- **Instructions to follow**
Report each line of the entries below that has the word "抹灰用石灰砂浆" in it.

- **Entries supplied**
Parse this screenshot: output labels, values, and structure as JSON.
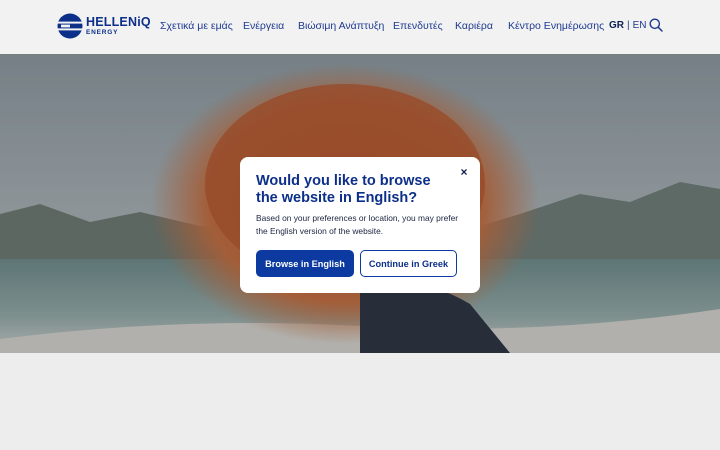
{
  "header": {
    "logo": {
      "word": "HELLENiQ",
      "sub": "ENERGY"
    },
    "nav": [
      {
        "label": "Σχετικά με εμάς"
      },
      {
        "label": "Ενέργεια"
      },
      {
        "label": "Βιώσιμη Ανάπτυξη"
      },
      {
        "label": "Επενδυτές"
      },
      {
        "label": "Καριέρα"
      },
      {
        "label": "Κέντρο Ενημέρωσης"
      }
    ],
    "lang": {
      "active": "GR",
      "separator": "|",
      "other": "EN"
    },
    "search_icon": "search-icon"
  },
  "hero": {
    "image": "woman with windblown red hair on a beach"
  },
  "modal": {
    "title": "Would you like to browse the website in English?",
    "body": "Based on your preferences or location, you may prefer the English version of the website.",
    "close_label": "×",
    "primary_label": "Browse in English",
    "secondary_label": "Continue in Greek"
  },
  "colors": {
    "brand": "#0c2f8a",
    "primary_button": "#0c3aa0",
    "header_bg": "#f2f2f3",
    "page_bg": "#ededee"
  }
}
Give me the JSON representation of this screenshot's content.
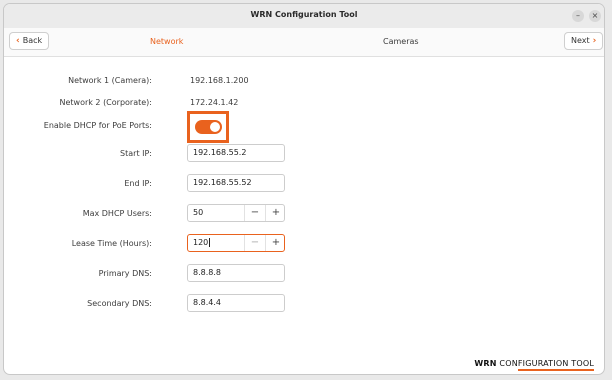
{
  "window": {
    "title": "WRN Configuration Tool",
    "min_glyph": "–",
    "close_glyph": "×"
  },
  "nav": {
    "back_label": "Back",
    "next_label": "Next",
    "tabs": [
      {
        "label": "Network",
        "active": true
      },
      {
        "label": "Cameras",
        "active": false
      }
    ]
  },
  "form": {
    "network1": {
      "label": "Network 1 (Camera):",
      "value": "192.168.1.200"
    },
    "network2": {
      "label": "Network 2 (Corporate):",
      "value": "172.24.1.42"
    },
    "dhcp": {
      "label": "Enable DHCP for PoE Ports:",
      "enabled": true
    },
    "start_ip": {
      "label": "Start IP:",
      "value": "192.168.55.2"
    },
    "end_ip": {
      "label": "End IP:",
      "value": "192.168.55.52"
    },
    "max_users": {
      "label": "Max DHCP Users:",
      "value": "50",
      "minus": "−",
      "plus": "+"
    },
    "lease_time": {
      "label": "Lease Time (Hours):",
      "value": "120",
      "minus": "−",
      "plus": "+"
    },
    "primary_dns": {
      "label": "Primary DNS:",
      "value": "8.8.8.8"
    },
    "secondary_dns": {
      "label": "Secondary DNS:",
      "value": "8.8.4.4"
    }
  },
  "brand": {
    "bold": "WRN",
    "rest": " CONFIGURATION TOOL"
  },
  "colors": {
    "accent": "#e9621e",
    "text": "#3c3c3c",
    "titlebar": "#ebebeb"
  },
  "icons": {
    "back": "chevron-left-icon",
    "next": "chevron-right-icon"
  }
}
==
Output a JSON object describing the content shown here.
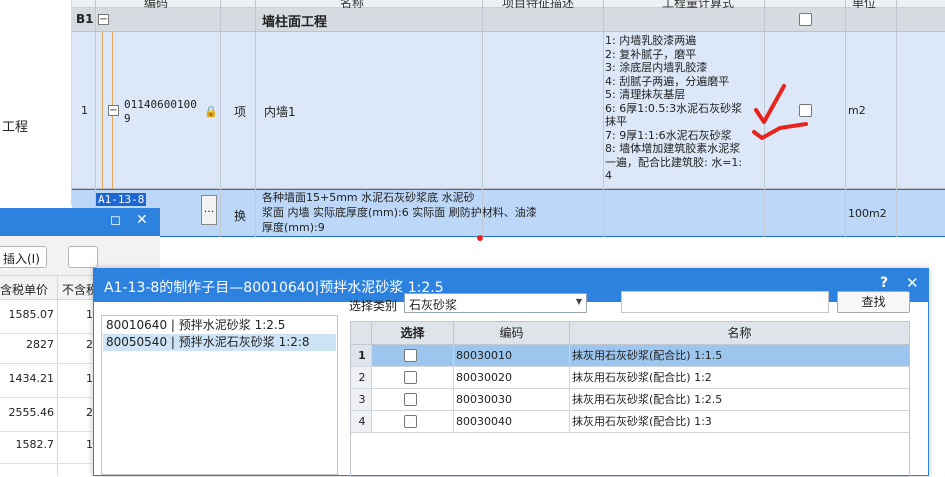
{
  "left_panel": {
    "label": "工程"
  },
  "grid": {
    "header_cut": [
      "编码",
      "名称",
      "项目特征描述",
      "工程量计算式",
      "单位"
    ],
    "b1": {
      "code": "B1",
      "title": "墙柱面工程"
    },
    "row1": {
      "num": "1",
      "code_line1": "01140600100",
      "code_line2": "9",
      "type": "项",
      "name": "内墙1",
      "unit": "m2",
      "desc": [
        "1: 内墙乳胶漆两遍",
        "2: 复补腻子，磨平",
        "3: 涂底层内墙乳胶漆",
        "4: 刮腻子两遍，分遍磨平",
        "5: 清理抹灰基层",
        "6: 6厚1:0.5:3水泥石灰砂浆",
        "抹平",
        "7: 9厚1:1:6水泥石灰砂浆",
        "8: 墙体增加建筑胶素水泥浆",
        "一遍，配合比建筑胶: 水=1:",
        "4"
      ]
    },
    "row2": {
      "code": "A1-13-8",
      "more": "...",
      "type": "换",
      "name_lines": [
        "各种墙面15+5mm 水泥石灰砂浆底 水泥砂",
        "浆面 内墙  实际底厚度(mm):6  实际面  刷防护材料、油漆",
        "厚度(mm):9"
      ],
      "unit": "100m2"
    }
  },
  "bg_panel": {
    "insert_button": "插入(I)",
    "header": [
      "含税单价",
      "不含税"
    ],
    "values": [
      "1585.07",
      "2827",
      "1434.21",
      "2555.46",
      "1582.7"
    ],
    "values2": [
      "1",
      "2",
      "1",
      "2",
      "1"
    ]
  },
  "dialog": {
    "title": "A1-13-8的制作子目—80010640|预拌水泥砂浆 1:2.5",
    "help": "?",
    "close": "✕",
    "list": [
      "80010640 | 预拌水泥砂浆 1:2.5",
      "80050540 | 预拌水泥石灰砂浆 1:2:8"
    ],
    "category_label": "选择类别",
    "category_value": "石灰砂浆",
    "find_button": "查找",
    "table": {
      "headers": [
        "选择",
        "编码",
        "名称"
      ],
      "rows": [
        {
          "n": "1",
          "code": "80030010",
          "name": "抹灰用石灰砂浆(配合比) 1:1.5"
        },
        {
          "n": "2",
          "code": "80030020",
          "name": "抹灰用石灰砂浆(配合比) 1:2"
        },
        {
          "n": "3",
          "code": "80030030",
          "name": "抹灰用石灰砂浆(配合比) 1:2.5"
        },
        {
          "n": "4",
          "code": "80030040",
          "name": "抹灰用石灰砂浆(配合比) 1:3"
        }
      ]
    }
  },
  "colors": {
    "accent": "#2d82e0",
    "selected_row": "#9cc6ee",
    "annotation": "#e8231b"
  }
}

- **Completed exercise**
          "name": "抹灰用石灰砂浆(配合比) 1:1.5"
          "name": "抹灰用石灰砂浆(配合比) 1:2"
          "name": "抹灰用石灰砂浆(配合比) 1:2.5"
          "name": "抹灰用石灰砂浆(配合比) 1:3"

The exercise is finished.